It's a bizarre feeling to laugh hysterically in a film that depicts such tragic events. Vice has an interesting narrative structure. It's nonlinear, leaping back and forth in time to give background on important moments in Dick Cheney's life. Vice is narrated by a secret character (Jesse Plemons), who breaks the fourth wall and addresses the audience directly. There's also a focus group, embedded in the story, that is used by Adam McKay (Anchorman: The Legend of Ron Burgundy, The Big Short) to react to various plot elements. Vice is truly unique, unlike any film I have ever seen.

Adam McKay has a clear disdain for the Cheneys, their machinations, acolytes, and the results of their influence. But he's not above introspection regarding the film's motives. McKay elucidates the other side's viewpoints, and pointedly rebukes any criticism of Vice being a liberal Hollywood hit piece.
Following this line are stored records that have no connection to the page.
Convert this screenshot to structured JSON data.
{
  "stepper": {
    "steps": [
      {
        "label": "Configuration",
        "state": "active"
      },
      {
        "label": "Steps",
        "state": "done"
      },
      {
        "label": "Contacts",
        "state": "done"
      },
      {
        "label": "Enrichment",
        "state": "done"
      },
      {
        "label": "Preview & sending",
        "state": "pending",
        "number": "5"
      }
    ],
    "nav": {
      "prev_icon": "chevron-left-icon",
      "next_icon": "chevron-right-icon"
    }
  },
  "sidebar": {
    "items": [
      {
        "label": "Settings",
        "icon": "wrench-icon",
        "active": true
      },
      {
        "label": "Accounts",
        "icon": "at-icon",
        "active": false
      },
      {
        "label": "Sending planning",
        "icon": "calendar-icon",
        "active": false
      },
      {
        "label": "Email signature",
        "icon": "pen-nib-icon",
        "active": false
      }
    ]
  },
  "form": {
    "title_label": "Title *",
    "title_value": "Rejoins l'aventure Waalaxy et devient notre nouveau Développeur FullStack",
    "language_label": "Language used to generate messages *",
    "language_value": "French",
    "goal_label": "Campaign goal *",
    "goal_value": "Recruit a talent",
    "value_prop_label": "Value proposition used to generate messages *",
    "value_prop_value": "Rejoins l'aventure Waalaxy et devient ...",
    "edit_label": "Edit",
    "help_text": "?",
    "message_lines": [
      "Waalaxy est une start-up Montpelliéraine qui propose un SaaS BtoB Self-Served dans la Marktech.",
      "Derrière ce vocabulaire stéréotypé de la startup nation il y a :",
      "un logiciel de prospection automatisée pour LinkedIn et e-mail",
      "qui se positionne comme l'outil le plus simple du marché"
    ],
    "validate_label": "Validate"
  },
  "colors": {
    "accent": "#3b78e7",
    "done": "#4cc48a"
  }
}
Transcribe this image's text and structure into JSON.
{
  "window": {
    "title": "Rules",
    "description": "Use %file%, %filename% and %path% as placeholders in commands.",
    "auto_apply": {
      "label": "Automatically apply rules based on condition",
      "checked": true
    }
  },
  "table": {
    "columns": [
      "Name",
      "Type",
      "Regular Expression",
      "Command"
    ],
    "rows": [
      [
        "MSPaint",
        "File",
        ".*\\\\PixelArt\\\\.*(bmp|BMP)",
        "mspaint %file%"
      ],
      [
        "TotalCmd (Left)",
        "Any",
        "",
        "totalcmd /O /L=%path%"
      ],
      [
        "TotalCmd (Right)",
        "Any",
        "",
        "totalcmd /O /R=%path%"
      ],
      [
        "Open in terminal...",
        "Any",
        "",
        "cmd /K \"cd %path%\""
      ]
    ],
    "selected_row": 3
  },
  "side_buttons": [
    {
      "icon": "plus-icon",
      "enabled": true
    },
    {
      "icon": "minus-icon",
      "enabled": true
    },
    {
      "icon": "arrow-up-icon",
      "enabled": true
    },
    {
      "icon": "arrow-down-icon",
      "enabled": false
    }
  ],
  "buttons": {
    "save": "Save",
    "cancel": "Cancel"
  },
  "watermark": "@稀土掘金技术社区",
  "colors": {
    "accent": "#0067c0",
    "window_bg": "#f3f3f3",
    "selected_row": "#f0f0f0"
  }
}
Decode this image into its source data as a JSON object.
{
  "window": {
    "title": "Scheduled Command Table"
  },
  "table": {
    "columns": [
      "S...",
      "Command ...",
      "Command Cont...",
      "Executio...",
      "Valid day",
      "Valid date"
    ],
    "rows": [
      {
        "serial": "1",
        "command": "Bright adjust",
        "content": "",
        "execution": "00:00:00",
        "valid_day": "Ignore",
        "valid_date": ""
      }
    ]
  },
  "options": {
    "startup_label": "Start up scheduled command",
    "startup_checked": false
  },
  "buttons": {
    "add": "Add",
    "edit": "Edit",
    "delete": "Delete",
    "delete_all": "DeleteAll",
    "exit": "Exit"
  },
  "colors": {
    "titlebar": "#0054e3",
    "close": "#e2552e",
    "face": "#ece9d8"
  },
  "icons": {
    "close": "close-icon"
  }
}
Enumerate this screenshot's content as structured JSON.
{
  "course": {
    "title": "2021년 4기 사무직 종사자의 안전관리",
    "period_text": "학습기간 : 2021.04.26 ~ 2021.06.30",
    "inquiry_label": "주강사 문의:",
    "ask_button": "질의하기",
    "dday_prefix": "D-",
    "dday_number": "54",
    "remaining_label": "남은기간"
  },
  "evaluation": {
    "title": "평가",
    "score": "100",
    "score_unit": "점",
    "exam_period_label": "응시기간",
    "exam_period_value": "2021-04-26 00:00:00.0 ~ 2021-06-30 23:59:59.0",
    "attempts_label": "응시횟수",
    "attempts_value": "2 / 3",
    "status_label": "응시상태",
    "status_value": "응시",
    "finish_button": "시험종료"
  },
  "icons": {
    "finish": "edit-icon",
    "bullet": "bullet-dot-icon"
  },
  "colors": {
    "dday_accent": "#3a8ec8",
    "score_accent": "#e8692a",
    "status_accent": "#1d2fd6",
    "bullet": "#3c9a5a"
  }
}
The people and events portrayed in Vice have been written about and filmed exhaustively. Dick Cheney rarely does interviews, and obviously didn't have anything to do with this film. But he has decades in the public arena that leave little doubt to his beliefs. Much like his film about the Housing crisis, The Big Short, McKay marks boundaries between facts and conjecture with incisive humor.

Christian Bale needs to clear space on the shelf for another Oscar. His transformation into Dick Cheney is tour de force acting. Bale's immense weight gain, along with the incredible make-up and prosthetics, make him a startling doppelganger. His performance in Vice is next level, astounding on every front. The supporting cast, Amy Adams, Steve Carell, and Sam Rockwell are also damn good. Adam McKay enlists an amazing ensemble to tell Dick Cheney's story. The artistry involved in Vice should be appreciated across the political spectrum. It is exceptionally well-made and acted. There are additional scenes in the credits. Vice is a production of Plan B Entertainment and distributed by Annapurna Pictures.

Julian Roman